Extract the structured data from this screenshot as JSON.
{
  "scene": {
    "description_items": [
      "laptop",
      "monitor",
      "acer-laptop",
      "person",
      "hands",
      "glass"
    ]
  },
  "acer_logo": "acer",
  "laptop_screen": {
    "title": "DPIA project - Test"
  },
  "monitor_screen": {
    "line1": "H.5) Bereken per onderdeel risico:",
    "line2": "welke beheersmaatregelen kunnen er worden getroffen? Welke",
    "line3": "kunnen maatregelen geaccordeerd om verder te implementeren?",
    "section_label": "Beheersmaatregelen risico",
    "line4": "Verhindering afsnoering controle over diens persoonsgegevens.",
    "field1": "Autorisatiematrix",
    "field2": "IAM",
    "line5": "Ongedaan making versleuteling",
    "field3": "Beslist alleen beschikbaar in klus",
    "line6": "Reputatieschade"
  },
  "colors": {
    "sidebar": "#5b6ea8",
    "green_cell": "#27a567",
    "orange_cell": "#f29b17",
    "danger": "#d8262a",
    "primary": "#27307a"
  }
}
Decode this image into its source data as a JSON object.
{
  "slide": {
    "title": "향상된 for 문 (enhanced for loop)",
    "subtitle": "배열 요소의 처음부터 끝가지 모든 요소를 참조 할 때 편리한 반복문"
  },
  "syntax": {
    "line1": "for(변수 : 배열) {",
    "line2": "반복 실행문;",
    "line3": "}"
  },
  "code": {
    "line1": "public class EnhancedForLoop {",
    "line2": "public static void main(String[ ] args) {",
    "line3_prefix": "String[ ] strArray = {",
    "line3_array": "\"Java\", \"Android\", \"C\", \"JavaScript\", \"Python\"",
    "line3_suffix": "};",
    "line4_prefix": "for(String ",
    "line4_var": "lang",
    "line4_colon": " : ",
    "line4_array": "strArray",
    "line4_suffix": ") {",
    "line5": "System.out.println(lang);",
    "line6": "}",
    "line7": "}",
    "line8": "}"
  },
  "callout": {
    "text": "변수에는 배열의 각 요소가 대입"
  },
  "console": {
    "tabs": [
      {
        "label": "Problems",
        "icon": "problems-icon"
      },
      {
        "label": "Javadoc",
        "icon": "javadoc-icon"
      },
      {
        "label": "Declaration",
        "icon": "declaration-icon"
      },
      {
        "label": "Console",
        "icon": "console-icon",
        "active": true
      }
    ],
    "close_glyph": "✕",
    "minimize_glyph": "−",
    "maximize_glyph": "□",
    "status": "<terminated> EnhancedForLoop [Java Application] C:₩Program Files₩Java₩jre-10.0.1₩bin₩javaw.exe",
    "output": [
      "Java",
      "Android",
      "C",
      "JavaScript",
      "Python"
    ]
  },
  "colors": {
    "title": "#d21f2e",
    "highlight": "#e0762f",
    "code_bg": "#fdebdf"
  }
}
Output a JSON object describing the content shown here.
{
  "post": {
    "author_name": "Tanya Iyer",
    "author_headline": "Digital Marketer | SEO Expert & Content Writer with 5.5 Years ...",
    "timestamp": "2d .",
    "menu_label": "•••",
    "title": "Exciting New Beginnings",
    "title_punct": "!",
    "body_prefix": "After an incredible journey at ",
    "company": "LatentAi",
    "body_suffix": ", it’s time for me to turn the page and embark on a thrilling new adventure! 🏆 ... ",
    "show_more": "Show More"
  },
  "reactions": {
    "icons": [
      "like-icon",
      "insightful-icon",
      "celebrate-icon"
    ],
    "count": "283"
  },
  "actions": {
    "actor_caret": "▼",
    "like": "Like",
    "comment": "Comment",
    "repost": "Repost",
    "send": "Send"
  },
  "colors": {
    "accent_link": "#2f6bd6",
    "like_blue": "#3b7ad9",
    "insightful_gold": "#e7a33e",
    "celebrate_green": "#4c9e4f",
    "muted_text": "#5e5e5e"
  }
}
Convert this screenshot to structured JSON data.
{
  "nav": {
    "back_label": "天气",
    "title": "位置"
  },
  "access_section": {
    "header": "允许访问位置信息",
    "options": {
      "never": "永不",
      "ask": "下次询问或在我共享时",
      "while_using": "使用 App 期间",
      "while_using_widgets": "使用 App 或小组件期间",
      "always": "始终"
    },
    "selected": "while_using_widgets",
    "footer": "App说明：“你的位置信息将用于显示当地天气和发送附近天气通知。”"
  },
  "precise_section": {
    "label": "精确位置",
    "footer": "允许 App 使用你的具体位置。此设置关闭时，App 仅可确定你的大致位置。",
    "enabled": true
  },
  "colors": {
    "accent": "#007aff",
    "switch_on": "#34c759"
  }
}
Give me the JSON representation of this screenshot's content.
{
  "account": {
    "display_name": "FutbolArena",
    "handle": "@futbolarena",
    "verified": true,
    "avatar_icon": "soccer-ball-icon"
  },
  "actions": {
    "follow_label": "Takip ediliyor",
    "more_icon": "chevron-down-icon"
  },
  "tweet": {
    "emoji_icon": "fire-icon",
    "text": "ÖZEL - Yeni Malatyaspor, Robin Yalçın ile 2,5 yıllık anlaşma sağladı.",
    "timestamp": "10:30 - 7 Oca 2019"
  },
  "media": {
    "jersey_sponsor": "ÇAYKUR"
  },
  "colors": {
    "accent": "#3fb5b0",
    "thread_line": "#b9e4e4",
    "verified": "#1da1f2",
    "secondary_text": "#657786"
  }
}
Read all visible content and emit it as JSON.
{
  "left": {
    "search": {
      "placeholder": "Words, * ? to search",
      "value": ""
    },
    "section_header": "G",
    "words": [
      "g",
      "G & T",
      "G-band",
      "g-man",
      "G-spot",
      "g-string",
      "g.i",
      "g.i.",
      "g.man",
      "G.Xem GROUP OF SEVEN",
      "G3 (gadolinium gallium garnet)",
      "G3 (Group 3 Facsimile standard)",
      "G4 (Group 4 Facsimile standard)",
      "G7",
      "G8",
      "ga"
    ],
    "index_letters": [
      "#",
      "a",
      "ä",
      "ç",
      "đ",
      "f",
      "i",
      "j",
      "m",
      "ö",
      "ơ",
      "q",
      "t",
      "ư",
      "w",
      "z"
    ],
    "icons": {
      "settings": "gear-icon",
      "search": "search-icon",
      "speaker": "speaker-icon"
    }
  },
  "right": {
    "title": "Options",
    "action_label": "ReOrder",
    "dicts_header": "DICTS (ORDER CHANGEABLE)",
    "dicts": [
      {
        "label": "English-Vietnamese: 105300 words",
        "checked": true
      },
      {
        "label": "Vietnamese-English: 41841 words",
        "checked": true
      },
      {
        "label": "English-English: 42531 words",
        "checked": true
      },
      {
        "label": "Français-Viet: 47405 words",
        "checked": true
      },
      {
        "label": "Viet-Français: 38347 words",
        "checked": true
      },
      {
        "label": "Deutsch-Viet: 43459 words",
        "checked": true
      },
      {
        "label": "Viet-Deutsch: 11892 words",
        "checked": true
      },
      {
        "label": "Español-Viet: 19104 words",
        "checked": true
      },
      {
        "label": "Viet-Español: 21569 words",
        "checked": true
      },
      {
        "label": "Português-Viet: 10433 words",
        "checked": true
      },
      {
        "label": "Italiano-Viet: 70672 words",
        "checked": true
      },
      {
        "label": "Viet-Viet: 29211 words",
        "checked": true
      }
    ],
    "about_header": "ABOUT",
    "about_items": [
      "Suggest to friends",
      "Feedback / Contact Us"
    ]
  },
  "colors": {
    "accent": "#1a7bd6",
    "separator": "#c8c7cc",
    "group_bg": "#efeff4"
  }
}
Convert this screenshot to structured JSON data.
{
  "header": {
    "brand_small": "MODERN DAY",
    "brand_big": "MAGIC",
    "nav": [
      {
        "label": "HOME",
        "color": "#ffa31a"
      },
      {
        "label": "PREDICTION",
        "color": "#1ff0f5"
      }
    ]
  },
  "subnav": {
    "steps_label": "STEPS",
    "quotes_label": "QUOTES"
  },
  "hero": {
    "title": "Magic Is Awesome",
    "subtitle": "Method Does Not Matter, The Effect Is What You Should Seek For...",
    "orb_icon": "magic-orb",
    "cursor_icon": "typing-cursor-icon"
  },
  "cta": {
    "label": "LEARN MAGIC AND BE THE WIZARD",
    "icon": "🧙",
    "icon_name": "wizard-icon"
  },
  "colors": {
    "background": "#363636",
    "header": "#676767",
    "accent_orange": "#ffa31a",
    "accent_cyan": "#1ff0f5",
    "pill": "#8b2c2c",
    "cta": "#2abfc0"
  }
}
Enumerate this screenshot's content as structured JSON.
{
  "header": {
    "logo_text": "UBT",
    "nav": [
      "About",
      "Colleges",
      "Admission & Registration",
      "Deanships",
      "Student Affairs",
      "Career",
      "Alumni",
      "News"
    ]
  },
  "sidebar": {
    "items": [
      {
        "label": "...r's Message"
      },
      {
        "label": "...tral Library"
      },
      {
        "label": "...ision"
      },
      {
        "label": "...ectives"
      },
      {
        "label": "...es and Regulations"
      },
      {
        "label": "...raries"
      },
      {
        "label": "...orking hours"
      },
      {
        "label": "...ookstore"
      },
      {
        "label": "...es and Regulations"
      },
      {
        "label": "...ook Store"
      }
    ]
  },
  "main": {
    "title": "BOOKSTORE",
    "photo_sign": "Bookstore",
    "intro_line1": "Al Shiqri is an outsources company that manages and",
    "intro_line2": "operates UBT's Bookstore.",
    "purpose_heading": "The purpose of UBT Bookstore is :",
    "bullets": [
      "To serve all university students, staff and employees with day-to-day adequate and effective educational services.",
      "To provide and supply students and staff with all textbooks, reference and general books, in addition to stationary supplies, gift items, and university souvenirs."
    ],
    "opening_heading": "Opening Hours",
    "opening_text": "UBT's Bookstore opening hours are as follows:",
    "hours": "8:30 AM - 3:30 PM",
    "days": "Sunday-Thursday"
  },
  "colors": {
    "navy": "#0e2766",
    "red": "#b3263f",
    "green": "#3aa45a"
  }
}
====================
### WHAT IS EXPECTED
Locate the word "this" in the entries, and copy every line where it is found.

### RESULT OF THE TASK
Extract the structured data from this screenshot as JSON.
Decode this image into its source data as a JSON object.
Convert this screenshot to structured JSON data.
Give me the JSON representation of this screenshot's content.
Convert this screenshot to structured JSON data.
Enumerate this screenshot's content as structured JSON.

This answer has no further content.